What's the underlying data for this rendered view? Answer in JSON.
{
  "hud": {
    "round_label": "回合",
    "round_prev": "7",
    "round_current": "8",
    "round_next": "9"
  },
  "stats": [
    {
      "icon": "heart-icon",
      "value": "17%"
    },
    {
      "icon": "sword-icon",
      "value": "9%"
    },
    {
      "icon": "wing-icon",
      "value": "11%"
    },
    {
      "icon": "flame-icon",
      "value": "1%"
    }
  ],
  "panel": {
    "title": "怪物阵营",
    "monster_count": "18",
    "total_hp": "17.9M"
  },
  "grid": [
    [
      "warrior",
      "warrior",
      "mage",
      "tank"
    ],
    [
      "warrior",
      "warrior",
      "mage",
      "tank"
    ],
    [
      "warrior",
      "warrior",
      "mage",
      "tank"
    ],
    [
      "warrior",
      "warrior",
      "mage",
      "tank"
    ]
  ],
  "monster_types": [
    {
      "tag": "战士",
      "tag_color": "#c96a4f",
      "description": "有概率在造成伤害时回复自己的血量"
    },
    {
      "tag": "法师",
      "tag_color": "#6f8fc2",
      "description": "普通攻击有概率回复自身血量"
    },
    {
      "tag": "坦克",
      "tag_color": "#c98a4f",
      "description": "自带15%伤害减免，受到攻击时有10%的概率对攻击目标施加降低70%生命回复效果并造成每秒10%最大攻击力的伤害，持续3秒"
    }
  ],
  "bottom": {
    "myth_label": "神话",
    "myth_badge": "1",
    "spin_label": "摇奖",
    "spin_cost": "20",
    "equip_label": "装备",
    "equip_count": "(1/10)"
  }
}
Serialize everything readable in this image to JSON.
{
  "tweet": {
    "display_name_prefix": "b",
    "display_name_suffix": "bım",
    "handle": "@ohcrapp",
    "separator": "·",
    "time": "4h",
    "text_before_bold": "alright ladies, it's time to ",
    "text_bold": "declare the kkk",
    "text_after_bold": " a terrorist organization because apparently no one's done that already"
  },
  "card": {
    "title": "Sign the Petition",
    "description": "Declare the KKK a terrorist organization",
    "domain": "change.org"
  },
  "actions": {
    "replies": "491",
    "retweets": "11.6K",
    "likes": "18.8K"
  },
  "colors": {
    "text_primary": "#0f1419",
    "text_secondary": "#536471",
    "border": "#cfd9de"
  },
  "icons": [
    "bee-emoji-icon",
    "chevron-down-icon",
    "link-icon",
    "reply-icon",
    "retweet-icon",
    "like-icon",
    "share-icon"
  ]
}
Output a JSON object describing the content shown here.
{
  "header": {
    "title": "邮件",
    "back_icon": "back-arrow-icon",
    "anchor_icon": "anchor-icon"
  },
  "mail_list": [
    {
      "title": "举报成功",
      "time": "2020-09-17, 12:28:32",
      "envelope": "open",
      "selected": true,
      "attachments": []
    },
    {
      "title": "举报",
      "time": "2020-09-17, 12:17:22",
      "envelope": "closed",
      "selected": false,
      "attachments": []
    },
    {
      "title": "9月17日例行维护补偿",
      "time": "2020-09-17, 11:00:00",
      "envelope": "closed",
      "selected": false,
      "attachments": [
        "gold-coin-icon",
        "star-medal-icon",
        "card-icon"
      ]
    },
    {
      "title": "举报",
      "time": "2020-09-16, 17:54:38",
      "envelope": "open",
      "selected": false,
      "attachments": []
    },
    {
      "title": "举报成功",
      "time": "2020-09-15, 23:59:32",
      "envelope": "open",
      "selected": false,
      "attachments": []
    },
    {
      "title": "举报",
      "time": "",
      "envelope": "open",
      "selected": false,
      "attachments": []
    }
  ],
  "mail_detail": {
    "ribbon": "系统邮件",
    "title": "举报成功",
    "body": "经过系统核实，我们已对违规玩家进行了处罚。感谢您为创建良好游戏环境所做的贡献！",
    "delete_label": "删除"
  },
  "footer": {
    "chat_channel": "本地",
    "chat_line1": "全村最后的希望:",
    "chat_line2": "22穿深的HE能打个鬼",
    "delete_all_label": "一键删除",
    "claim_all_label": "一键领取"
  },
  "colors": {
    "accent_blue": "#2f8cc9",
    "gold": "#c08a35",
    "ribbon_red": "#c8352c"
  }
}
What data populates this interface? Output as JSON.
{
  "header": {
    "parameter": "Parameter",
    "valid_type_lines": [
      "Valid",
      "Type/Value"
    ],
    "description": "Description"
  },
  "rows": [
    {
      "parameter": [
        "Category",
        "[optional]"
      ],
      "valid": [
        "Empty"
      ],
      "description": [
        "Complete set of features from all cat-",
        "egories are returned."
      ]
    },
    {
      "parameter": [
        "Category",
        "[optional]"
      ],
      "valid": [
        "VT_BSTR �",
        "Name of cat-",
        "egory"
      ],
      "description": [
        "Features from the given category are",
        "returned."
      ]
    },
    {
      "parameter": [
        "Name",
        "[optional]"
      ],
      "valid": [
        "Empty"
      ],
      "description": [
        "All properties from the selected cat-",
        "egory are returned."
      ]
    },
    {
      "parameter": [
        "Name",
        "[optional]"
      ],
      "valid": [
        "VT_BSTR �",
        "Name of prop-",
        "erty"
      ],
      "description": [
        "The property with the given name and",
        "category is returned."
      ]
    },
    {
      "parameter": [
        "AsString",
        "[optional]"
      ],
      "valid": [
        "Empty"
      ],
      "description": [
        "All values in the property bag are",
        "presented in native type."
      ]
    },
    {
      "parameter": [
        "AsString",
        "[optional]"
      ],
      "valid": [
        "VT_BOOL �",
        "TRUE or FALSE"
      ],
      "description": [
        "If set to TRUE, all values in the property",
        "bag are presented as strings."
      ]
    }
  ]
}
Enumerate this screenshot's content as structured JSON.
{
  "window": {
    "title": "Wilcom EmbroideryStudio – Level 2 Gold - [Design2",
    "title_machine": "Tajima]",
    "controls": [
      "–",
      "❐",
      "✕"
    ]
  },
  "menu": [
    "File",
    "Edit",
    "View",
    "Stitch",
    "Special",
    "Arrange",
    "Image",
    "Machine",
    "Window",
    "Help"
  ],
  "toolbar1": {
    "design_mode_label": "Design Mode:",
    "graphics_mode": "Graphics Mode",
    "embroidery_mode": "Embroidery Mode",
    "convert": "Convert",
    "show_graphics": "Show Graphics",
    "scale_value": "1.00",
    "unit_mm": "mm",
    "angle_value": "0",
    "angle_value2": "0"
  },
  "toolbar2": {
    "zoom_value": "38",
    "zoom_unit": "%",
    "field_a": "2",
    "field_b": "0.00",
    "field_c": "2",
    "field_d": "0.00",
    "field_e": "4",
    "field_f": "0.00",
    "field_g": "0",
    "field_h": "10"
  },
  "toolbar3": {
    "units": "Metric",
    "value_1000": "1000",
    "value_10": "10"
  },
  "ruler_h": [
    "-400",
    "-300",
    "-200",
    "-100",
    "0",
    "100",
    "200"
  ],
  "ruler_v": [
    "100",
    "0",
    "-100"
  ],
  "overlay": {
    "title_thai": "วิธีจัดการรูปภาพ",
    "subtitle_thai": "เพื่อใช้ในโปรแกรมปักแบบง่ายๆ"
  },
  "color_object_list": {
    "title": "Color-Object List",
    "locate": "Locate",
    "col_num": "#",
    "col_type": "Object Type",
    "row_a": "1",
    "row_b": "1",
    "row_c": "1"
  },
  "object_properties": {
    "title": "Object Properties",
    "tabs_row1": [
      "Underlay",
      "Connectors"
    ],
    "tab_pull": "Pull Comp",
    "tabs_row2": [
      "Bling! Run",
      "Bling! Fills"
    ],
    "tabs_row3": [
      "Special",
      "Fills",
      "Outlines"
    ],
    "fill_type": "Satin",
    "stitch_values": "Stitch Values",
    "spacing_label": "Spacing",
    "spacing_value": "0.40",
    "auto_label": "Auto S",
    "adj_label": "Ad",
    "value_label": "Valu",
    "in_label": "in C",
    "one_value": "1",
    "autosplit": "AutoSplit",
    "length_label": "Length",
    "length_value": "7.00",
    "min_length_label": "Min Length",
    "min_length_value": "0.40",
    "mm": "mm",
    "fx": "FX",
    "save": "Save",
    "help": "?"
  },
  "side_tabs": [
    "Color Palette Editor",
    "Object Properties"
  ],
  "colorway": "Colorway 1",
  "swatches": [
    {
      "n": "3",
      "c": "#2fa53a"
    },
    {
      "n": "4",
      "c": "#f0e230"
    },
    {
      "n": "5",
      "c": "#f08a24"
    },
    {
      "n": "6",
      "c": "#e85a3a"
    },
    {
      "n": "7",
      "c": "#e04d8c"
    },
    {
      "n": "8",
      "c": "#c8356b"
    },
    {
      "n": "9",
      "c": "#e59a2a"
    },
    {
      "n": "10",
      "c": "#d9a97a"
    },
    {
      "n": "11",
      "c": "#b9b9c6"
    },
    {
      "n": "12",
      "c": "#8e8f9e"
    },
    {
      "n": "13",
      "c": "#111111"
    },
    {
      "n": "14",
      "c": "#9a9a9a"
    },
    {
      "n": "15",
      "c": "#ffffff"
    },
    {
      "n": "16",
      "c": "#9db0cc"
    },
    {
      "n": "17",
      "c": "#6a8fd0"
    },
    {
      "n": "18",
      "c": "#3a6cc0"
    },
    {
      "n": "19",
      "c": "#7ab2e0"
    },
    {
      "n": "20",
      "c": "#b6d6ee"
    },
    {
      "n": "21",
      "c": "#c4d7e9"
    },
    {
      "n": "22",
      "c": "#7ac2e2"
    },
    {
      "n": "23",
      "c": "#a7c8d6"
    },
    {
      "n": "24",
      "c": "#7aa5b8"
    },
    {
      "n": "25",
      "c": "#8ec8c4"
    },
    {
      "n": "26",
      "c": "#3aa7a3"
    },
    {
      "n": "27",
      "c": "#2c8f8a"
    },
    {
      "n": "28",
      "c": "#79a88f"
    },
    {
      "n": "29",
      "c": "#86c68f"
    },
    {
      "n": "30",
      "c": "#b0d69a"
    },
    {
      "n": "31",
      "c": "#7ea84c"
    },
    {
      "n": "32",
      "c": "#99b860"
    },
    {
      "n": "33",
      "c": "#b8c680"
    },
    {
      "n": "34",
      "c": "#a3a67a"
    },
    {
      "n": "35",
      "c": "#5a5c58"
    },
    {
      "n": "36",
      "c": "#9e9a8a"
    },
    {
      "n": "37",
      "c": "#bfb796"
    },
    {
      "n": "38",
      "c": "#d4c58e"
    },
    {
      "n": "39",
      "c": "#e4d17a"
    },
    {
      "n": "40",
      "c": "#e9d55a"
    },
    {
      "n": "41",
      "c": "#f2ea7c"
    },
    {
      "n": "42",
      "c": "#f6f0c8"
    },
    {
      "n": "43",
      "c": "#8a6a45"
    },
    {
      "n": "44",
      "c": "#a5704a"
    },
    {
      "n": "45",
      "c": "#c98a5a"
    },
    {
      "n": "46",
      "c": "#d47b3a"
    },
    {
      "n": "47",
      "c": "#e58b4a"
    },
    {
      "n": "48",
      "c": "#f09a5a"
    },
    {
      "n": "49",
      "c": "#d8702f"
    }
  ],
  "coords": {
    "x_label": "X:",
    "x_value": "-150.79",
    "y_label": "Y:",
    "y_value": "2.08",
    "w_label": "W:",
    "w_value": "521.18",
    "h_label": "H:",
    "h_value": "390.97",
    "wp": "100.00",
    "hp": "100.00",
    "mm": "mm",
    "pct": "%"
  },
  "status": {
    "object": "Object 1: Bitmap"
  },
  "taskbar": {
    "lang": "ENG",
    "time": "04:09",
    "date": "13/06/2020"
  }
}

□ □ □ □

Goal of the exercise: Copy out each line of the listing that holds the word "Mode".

Completed exercise:
    "design_mode_label": "Design Mode:",
    "graphics_mode": "Graphics Mode",
    "embroidery_mode": "Embroidery Mode",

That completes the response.